### ABOUT THIS EXERCISE
Repeat the entries that appear below, exactly and in full.

##### THE RECORDS #####

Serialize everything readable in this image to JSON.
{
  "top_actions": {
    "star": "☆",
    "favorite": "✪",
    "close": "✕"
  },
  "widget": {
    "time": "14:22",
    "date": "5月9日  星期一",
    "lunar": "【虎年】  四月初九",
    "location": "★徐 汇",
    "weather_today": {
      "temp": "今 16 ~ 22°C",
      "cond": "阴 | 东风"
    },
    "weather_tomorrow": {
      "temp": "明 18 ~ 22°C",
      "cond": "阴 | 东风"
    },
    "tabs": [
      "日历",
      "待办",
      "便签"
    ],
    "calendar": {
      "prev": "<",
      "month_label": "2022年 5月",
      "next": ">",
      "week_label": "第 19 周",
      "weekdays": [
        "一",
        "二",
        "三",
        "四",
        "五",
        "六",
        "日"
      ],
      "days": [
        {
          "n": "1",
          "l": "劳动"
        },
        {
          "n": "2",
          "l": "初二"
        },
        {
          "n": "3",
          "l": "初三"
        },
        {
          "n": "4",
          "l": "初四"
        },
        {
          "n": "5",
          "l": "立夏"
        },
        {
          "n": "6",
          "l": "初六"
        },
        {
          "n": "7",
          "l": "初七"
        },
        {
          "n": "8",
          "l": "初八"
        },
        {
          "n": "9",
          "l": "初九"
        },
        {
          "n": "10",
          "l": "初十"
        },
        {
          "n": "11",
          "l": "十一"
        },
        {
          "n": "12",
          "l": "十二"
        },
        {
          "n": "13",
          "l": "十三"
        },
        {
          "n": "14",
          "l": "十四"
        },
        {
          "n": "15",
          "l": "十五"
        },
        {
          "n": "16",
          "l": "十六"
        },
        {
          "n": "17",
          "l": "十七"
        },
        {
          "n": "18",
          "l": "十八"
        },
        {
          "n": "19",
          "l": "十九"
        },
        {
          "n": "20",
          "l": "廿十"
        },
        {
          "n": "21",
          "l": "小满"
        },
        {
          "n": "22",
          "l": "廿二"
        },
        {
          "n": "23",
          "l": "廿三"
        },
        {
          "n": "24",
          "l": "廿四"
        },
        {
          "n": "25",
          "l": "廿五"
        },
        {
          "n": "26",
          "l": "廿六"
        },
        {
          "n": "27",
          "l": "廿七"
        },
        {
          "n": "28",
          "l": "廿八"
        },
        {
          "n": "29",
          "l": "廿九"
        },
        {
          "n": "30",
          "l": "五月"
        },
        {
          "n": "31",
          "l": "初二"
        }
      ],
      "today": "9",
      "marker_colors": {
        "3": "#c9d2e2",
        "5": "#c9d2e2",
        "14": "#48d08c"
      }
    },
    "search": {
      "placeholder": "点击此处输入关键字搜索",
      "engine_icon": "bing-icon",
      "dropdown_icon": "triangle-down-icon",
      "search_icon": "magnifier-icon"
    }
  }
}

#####

### FINISHED TASK
Serialize everything readable in this image to JSON.
{
  "top_actions": {
    "star": "☆",
    "favorite": "✪",
    "close": "✕"
  },
  "widget": {
    "time": "14:22",
    "date": "5月9日  星期一",
    "lunar": "【虎年】  四月初九",
    "location": "★徐 汇",
    "weather_today": {
      "temp": "今 16 ~ 22°C",
      "cond": "阴 | 东风"
    },
    "weather_tomorrow": {
      "temp": "明 18 ~ 22°C",
      "cond": "阴 | 东风"
    },
    "tabs": [
      "日历",
      "待办",
      "便签"
    ],
    "calendar": {
      "prev": "<",
      "month_label": "2022年 5月",
      "next": ">",
      "week_label": "第 19 周",
      "weekdays": [
        "一",
        "二",
        "三",
        "四",
        "五",
        "六",
        "日"
      ],
      "days": [
        {
          "n": "1",
          "l": "劳动"
        },
        {
          "n": "2",
          "l": "初二"
        },
        {
          "n": "3",
          "l": "初三"
        },
        {
          "n": "4",
          "l": "初四"
        },
        {
          "n": "5",
          "l": "立夏"
        },
        {
          "n": "6",
          "l": "初六"
        },
        {
          "n": "7",
          "l": "初七"
        },
        {
          "n": "8",
          "l": "初八"
        },
        {
          "n": "9",
          "l": "初九"
        },
        {
          "n": "10",
          "l": "初十"
        },
        {
          "n": "11",
          "l": "十一"
        },
        {
          "n": "12",
          "l": "十二"
        },
        {
          "n": "13",
          "l": "十三"
        },
        {
          "n": "14",
          "l": "十四"
        },
        {
          "n": "15",
          "l": "十五"
        },
        {
          "n": "16",
          "l": "十六"
        },
        {
          "n": "17",
          "l": "十七"
        },
        {
          "n": "18",
          "l": "十八"
        },
        {
          "n": "19",
          "l": "十九"
        },
        {
          "n": "20",
          "l": "廿十"
        },
        {
          "n": "21",
          "l": "小满"
        },
        {
          "n": "22",
          "l": "廿二"
        },
        {
          "n": "23",
          "l": "廿三"
        },
        {
          "n": "24",
          "l": "廿四"
        },
        {
          "n": "25",
          "l": "廿五"
        },
        {
          "n": "26",
          "l": "廿六"
        },
        {
          "n": "27",
          "l": "廿七"
        },
        {
          "n": "28",
          "l": "廿八"
        },
        {
          "n": "29",
          "l": "廿九"
        },
        {
          "n": "30",
          "l": "五月"
        },
        {
          "n": "31",
          "l": "初二"
        }
      ],
      "today": "9",
      "marker_colors": {
        "3": "#c9d2e2",
        "5": "#c9d2e2",
        "14": "#48d08c"
      }
    },
    "search": {
      "placeholder": "点击此处输入关键字搜索",
      "engine_icon": "bing-icon",
      "dropdown_icon": "triangle-down-icon",
      "search_icon": "magnifier-icon"
    }
  }
}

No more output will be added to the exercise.